NEW COVID-19 CYBER FRAUD – CREATING MONEY MULES
In the last week, the Federal Bureau of Investigation (FBI), Department of Health and Human Services (DHHS), and the Department of Justice (DOJ) issued additional warnings concerning coronavirus cyber scams. In addition to selling faux vaccines and treatments for coronavirus, the FBI, DOJ, and DHHS reported the following types of schemes:
Phishing emails from bad actors posing as the WHO or CDC;
Malicious websites and apps with official-sounding names that purport to share coronavirus information to gain access to and lock devices in exchange for ransom payments;
Bad actors posing as charities seeking donations or falsely claiming 501(c)(3) status; and
Dodgy medical providers obtaining patient information for COVID-19 testing and fraudulently billing for unperformed tests and procedures.
In a novel and terrifying twist, Brian Krebs recently reported that cybercriminals graduated to money laundering schemes as furloughed and laid-off employees look to work from home. Turning unassuming telecommuters into “money mules,” Krebs uncovered the story of a bitcoin launderer posing as a nonprofit middleman for coronavirus relief funds. Named “Vasty Health Care Foundation,” the website detailed false international funding efforts and how it connected donors with charities. According to Krebs, almost all content for the Vasty website came from globalgiving.org, a legitimate organization.
So how does an unsuspecting job applicant get lured into money laundering? After applying for and accepting a position with Vasty, Vasty immediately starts its employees on fact finding missions within their immediate locations. New employees are tasked to price basic medical supplies such as face masks, aspirin, and hand sanitizer and prepare a report on the findings. Albeit seemingly menial, these reports help the predators determine which employees will diligently follow instructions.
After completing a few reports, the employee is then asked to process a donation for coronavirus relief efforts using Bitcoins. Based upon emails and files from Krebs, Vasty would tell its employee the following:
“The donor requests that Bitcoins be bought with his funds. For this task, you need to create your Bitcoin wallet, or use the QR code that we send you in this letter. You will receive from the donor up to 3000 CAD. Your commission up to 150 CAD will be included in this amount to cover your expenses.
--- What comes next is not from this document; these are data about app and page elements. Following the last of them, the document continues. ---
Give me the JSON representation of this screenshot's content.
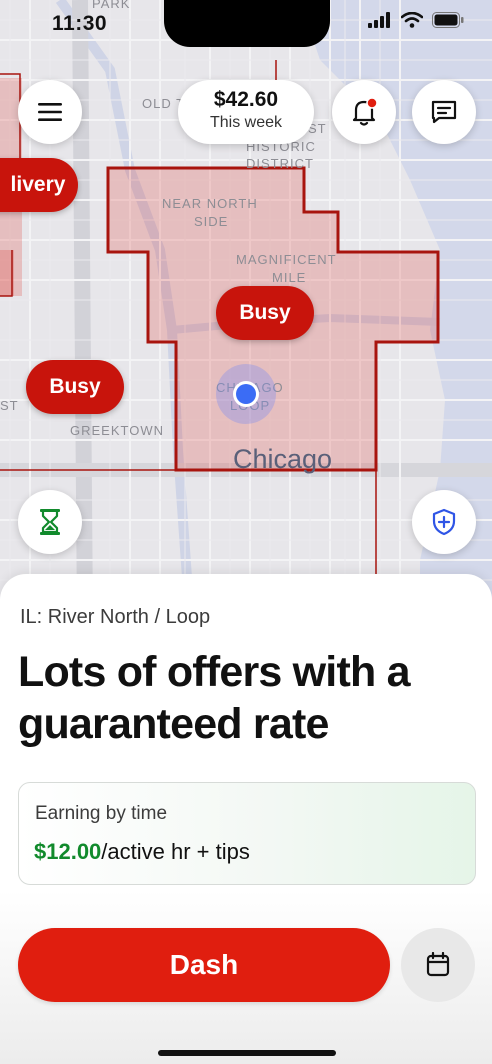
{
  "status_bar": {
    "time": "11:30"
  },
  "map": {
    "labels": {
      "park": "PARK",
      "old_town": "OLD T",
      "historic_1": "ST",
      "historic_2": "HISTORIC",
      "historic_3": "DISTRICT",
      "near_north_1": "NEAR NORTH",
      "near_north_2": "SIDE",
      "magnificent_1": "MAGNIFICENT",
      "magnificent_2": "MILE",
      "loop_1": "CHICAGO",
      "loop_2": "LOOP",
      "greektown": "GREEKTOWN",
      "chicago": "Chicago",
      "edge_st": "ST"
    },
    "delivery_pill": "livery",
    "busy_pills": [
      "Busy",
      "Busy"
    ],
    "zone_color": "#c8140c",
    "location_color": "#3b6cf5"
  },
  "earnings": {
    "amount": "$42.60",
    "period": "This week"
  },
  "icons": {
    "menu": "menu-icon",
    "notifications": "bell-icon",
    "messages": "chat-icon",
    "timer": "hourglass-icon",
    "safety": "shield-plus-icon",
    "schedule": "calendar-icon"
  },
  "sheet": {
    "region": "IL: River North / Loop",
    "headline": "Lots of offers with a guaranteed rate",
    "earn_card": {
      "label": "Earning by time",
      "amount": "$12.00",
      "suffix": "/active hr + tips"
    },
    "dash_label": "Dash"
  },
  "colors": {
    "accent": "#e01e0f",
    "green": "#118a2c"
  }
}
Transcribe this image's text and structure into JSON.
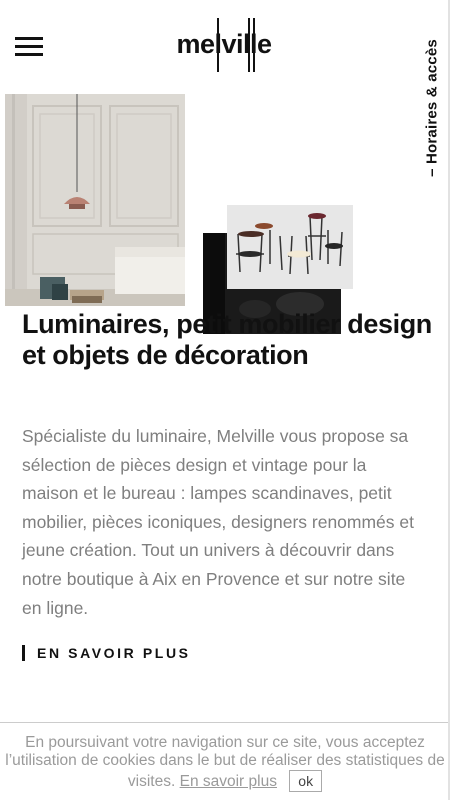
{
  "header": {
    "logo_text": "melville",
    "side_link_label": "– Horaires & accès"
  },
  "hero": {
    "images": [
      "interior-pendant-lamp-photo",
      "chairs-photo",
      "black-decor-photo"
    ]
  },
  "main": {
    "headline": "Luminaires, petit mobilier design et objets de décoration",
    "description": "Spécialiste du luminaire, Melville vous propose sa sélection de pièces design et vintage pour la maison et le bureau : lampes scandinaves, petit mobilier, pièces iconiques, designers renommés et jeune création. Tout un univers à découvrir dans notre boutique à Aix en Provence et sur notre site en ligne.",
    "cta_label": "EN SAVOIR PLUS"
  },
  "cookie": {
    "text": "En poursuivant votre navigation sur ce site, vous acceptez l’utilisation de cookies dans le but de réaliser des statistiques de visites.",
    "link_label": "En savoir plus",
    "ok_label": "ok"
  },
  "colors": {
    "text": "#111111",
    "body_text": "#7f7f7f",
    "cookie_text": "#9a9a9a"
  }
}
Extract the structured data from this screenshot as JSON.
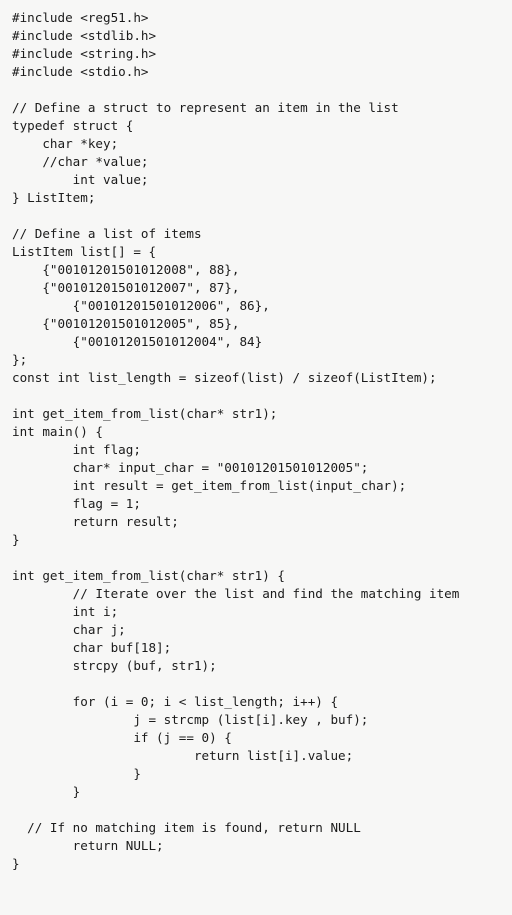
{
  "document": {
    "kind": "source-code-listing",
    "language": "C",
    "background_color": "#f7f7f6",
    "text_color": "#1b1b1b",
    "lines": [
      "#include <reg51.h>",
      "#include <stdlib.h>",
      "#include <string.h>",
      "#include <stdio.h>",
      "",
      "// Define a struct to represent an item in the list",
      "typedef struct {",
      "    char *key;",
      "    //char *value;",
      "        int value;",
      "} ListItem;",
      "",
      "// Define a list of items",
      "ListItem list[] = {",
      "    {\"00101201501012008\", 88},",
      "    {\"00101201501012007\", 87},",
      "        {\"00101201501012006\", 86},",
      "    {\"00101201501012005\", 85},",
      "        {\"00101201501012004\", 84}",
      "};",
      "const int list_length = sizeof(list) / sizeof(ListItem);",
      "",
      "int get_item_from_list(char* str1);",
      "int main() {",
      "        int flag;",
      "        char* input_char = \"00101201501012005\";",
      "        int result = get_item_from_list(input_char);",
      "        flag = 1;",
      "        return result;",
      "}",
      "",
      "int get_item_from_list(char* str1) {",
      "        // Iterate over the list and find the matching item",
      "        int i;",
      "        char j;",
      "        char buf[18];",
      "        strcpy (buf, str1);",
      "",
      "        for (i = 0; i < list_length; i++) {",
      "                j = strcmp (list[i].key , buf);",
      "                if (j == 0) {",
      "                        return list[i].value;",
      "                }",
      "        }",
      "",
      "  // If no matching item is found, return NULL",
      "        return NULL;",
      "}"
    ]
  }
}
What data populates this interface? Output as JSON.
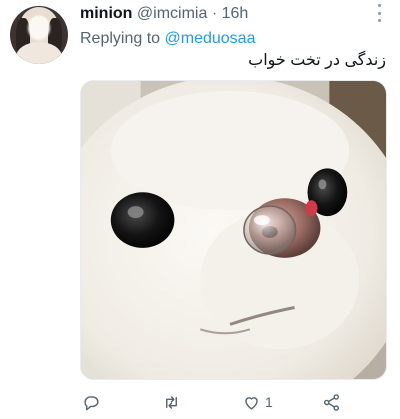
{
  "tweet": {
    "author_name": "minion",
    "handle": "@imcimia",
    "separator": "·",
    "time": "16h",
    "replying_prefix": "Replying to",
    "replying_to": "@meduosaa",
    "text": "زندگی در تخت خواب",
    "like_count": "1"
  },
  "colors": {
    "accent": "#1d9bf0",
    "secondary_text": "#536471",
    "primary_text": "#0f1419"
  },
  "icons": {
    "reply": "reply-icon",
    "retweet": "retweet-icon",
    "like": "heart-icon",
    "share": "share-icon",
    "more": "more-icon"
  }
}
I remind you that you do not need to use your funds to buy bitcoins. The funds will be sent to you. You will need to receive cash atm or at your bank branch.”
Vasty then sends the employee an electronic money transfer. The employee is told to withdraw the cash and to keep a certain remaining amount for him/herself. The withdrawn funds are then deposited by the employee using the QR code (that was emailed by Vasty) into a Bitcoin ATM, which is then sent directly to the scammers’ bitcoin wallet. Krebs further reports that “the funds that get deposited in the employee’s account are invariably stolen from other hacked bank accounts, and the employee is merely helping the crooks launder the stolen money into a form of payment that can’t be reversed.” Vasty even provides guided statements for employees to provide to bank employees should questions arise.
Money mule scammers traditionally hack employer accounts at job recruitment sites such as Monster.com, indeed.com, and hotjobs.com, offering employment terms that are too good to be true. Their interviews are sometimes conducted via chat or skype using a still photo instead of live video. And while unsuspecting employees are undoubtedly ignorant of their/their employers’ crimes, individual state laws and law enforcement agencies may not find such ignorance totally excusable.